"I want to be in a place where you can connect with a smaller community," she says. "If I was in Santiago, a big city where everyone is running around all the time, I would just be another international student. It's important for me to get to know the community I'm working in."

Mumm, who is double majoring in Spanish and politics, hopes her future career will be in the area of international development, possibly working with a nonprofit organization. Working on immigrant advocacy in the U.S. also appeals to her.

Much of her exposure to underprivileged communities came through her participation in Take a Break, an alternative spring break program through which Willamette students travel to sites across the country for community service. Mumm worked on a Native American reservation in Nevada, did community improvement projects in Jonestown, Miss., and built houses and worked with schoolchildren in a Texas town near the Mexico border.

Her interest in Latin American culture was cultivated during the fall of her junior year when she studied abroad in Nicaragua. She initially considered going to Spain to hone her Spanish skills, but chose a Latin American country because she felt the area was crucial to future international development issues.

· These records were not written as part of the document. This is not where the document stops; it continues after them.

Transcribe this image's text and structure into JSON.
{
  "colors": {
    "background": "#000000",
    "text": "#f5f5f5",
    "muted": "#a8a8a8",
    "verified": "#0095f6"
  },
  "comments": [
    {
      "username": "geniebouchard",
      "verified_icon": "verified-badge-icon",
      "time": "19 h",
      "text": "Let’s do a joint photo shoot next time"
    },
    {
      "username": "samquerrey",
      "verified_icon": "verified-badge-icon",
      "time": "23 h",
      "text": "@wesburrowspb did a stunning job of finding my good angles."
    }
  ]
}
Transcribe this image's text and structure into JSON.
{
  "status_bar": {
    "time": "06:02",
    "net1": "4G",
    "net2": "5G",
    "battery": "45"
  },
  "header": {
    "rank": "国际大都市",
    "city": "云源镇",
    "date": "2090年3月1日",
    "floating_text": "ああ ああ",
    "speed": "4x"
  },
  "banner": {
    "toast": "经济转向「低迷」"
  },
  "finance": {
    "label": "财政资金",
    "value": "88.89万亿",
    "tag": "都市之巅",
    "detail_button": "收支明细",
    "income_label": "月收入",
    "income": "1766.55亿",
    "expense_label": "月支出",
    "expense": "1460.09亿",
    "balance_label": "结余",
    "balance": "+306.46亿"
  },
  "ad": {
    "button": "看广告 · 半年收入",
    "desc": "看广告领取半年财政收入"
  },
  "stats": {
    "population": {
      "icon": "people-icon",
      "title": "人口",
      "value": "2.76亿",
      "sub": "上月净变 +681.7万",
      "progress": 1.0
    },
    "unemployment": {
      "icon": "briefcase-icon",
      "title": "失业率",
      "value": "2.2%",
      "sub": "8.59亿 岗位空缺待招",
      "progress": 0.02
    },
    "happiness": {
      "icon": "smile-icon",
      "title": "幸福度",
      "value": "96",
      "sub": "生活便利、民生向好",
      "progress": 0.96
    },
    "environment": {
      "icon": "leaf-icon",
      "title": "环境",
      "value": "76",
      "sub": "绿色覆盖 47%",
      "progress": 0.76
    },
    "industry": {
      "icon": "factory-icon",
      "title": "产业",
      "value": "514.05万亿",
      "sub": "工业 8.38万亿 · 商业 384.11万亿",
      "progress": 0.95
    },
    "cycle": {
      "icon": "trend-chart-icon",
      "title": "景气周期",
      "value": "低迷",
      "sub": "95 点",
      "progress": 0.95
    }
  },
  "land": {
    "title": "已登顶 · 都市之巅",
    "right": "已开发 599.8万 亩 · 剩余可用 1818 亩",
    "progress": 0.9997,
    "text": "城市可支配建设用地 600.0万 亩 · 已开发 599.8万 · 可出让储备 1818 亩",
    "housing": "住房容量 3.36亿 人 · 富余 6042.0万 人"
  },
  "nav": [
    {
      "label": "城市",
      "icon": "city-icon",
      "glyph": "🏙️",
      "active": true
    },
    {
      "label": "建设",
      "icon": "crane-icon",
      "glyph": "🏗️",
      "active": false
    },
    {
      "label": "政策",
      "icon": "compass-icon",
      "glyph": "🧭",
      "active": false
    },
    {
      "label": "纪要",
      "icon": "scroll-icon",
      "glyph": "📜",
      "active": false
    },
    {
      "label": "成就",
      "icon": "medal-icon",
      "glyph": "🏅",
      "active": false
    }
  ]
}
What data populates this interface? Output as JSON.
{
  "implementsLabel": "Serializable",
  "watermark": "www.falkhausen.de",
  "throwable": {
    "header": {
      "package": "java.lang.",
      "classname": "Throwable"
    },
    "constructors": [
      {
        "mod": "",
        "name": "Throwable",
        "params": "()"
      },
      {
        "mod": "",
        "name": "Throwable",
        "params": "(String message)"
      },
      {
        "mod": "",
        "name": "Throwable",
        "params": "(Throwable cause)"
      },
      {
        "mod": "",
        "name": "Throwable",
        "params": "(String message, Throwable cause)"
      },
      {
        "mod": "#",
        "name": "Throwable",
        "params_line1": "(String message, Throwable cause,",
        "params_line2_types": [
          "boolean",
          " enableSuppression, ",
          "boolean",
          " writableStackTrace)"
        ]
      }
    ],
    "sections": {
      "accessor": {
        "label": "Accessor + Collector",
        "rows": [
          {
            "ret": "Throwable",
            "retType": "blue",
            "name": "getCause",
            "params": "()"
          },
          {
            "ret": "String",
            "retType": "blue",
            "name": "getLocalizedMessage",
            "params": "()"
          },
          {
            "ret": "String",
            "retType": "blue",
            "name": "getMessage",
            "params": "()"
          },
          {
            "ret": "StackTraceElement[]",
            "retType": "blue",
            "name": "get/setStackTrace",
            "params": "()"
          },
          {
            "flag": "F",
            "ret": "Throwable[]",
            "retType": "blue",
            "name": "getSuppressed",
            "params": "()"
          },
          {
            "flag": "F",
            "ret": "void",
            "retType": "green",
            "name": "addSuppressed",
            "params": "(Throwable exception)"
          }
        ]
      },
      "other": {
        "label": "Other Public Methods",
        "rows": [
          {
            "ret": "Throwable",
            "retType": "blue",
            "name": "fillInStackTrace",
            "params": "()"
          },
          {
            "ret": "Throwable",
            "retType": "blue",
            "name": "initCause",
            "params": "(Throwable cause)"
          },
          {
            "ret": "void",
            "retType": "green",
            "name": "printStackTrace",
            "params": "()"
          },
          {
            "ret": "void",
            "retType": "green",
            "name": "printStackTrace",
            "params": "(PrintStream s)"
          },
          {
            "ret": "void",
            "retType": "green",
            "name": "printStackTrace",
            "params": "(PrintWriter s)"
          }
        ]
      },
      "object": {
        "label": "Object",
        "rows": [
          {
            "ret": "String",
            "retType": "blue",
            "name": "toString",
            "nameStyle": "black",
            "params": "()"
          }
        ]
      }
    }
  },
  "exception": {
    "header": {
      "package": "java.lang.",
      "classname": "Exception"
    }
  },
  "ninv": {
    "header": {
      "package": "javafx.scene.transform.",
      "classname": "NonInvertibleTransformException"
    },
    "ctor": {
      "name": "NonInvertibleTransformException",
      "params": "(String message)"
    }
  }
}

Through the School for International Training, Mumm participated in a program called Revolution, Transformation and Civil Society. "That really appealed to me because Nicaragua had a Socialist revolution in the '70s and wars in the '80s, and then had a successful Democratic transformation in the '90s. They're one of the few countries in the world that's been able to do that."

Mumm's final project for the program examined youth development issues in the small town of Estelí, north of the country's capital. She wanted to investigate the impact of a local youth network organization that addresses issues such as political participation, sexual health and community involvement. So she interviewed two different types of young people -- those who were involved with the organization and those who weren't.

She asked them two questions: what they thought were the biggest problems faced by their community and what they felt were their greatest influences in society. She found the contrast in their answers fascinating. "Those who were involved in youth organizations were much more elaborate in their views of the problems. They saw the problems as a means to a solution, whereas the youth who weren't involved said, 'Well, the politicians are corrupt and nothing's going to change.'

"Those who were involved really saw everything as a process and saw potential for change. It was really enlightening to see the power of youth organizations in giving these people ways to get involved."

For information on this scholarship and many others, contact the Student Academic Grants and Awards office on the second floor of Putnam University Center.